Just as the feminists played on the fear of not being able to control one’s own body, the fundamentalists play on the fear of an unknown religion, very much reflecting society today. The fact that Atwood described what was occurring at her time, before any of the major terrorist attacks of the 20th and 21st century occurred, supports the idea, not only that Atwood used The Handmaid’s Tale to discuss human cyclicality, but that this idea is a universal one not subject to specifically her writing. Continuing with the idea of cycling societies, the Republic of Gilead is no unique government, and Atwood knows this, and does this on purpose. She models the nation after the Puritanical societies that also dominated New England centuries earlier, using this as a comment on how everything eventually comes back around, and that humans hardly change as much as it seems.

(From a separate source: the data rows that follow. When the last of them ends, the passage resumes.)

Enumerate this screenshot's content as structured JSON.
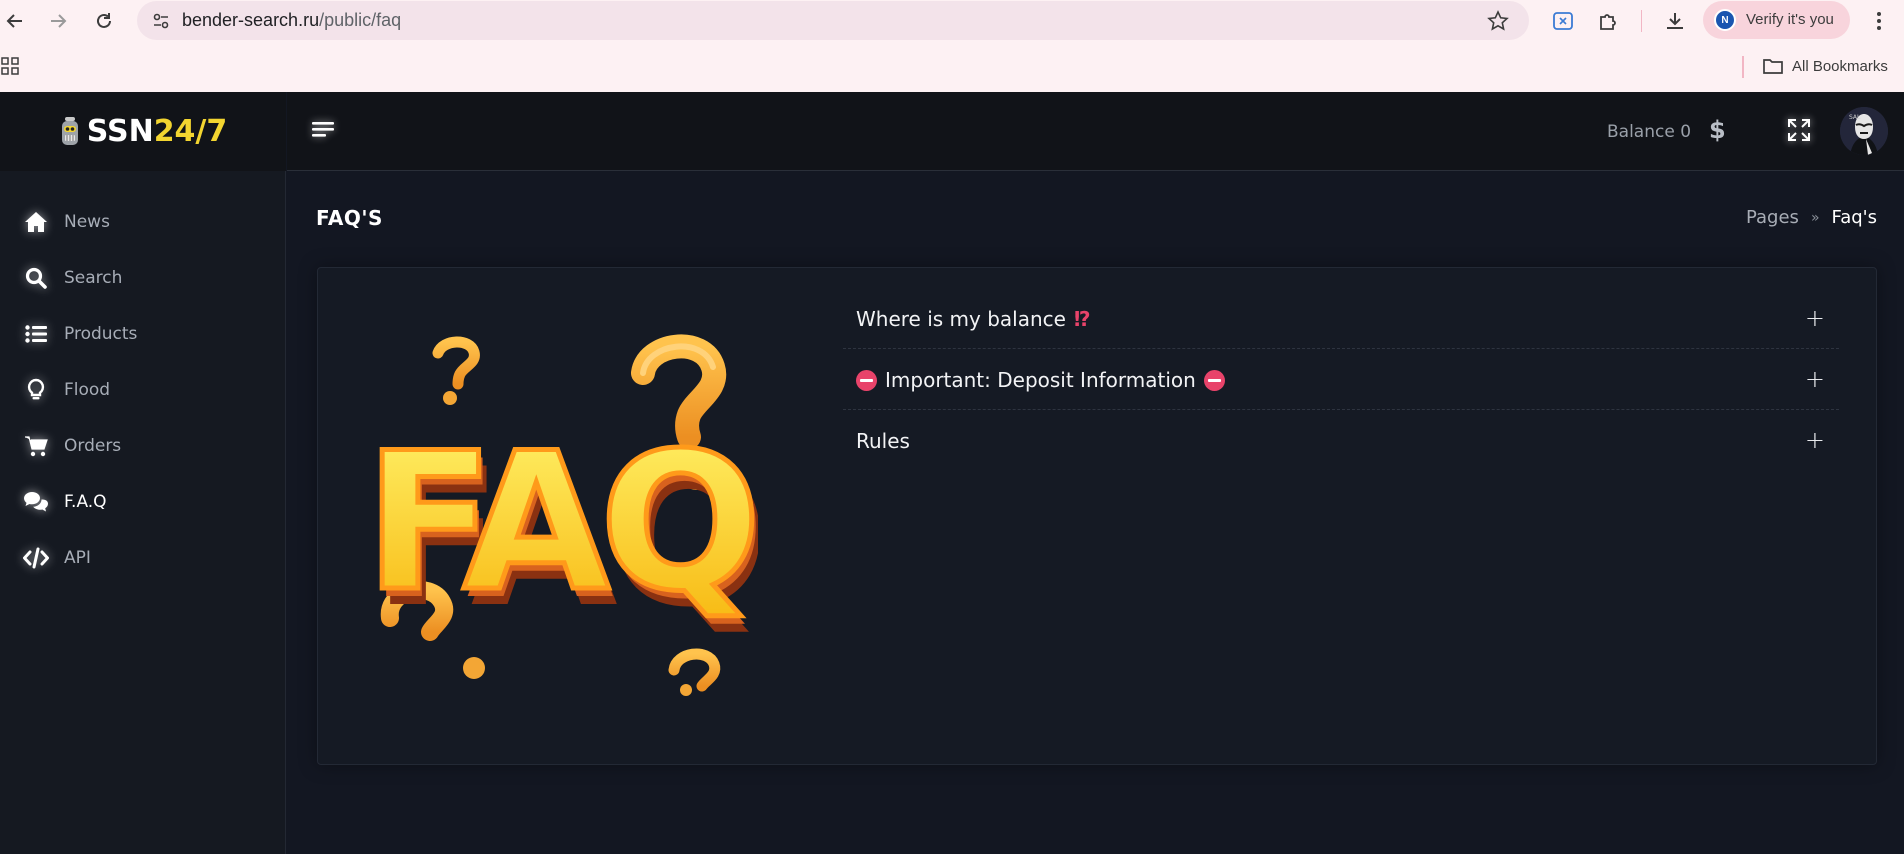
{
  "browser": {
    "url_host": "bender-search.ru",
    "url_path": "/public/faq",
    "profile_initial": "N",
    "profile_label": "Verify it's you",
    "bookmarks_label": "All Bookmarks"
  },
  "brand": {
    "part1": "SSN",
    "part2": "24/7"
  },
  "sidebar": {
    "items": [
      {
        "label": "News",
        "icon": "home-icon"
      },
      {
        "label": "Search",
        "icon": "search-icon"
      },
      {
        "label": "Products",
        "icon": "list-icon"
      },
      {
        "label": "Flood",
        "icon": "lightbulb-icon"
      },
      {
        "label": "Orders",
        "icon": "cart-icon"
      },
      {
        "label": "F.A.Q",
        "icon": "chat-icon",
        "active": true
      },
      {
        "label": "API",
        "icon": "code-icon"
      }
    ]
  },
  "topbar": {
    "balance_label": "Balance 0",
    "currency": "$"
  },
  "page": {
    "title": "FAQ'S",
    "breadcrumb": {
      "parent": "Pages",
      "separator": "»",
      "current": "Faq's"
    }
  },
  "faq": {
    "items": [
      {
        "title": "Where is my balance",
        "suffix": "⁉"
      },
      {
        "title": "Important: Deposit Information"
      },
      {
        "title": "Rules"
      }
    ],
    "toggle": "+"
  },
  "colors": {
    "accent_yellow": "#f3d530",
    "alert_pink": "#e8436a",
    "background": "#131722"
  }
}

What’s more are the many parallels drawn between how women are treated in Gilead, and how slaves were treated.
The patriarchal society, most of the time, is one of the important reasons behind turning the women bodies into objects with having control over their bodies. However, the most arguable question is: is there a way out? Can women survive these oppressions that resulted from objectifying heir bodies? In The Handmaid’s Tale, Mayday came to Offred’s rescue, but as what she said it is an vague way out: “whether this is my end or a new beginning I have no way of knowing: I have given myself over into the hands of strangers, because it can’t be helped.”
The relationship between language and power within The Handmaids Tale will be used over the course of the novel to further convert and condition the society of Gilead to follow it’s theocratic ideologies through fear and intimidation. Furthermore, protagonist Offred will continue to reflect on and argue the beliefs of the new United States throughout the text in attempts to hold onto the world she knew before; not allowing the republic to take control of who she is now and erase who she was. This malicious regime, intimidates this former egalitarian society into following inhuman practices and regulations through the introduction of social institutions such as “The Eye” and “The Guardians” (Atwood, 17,20). The guardians, seen as the hands of God, are the
A major theme in The Handmaid 's Tale by Margaret Atwood is how restriction of women 's sexuality leads to loss of power and is inherently anti-feminist. This is shown primarily in two major topics- ban of abortion and censorship of pornography; both topics are depicted differently in the classic novel and modern televised adaptation. Atwood’s writing shows strong pro-choice themes by incorporation of historic events in the context of the novel. Her dystopian society, Gilead shows the life of June, a Handmaid surviving in an oppressive society where women have been stripped of all rights and are forced to continually try for conception. The treatment of women in Gilead reflects past and present views of women in reference to abortion and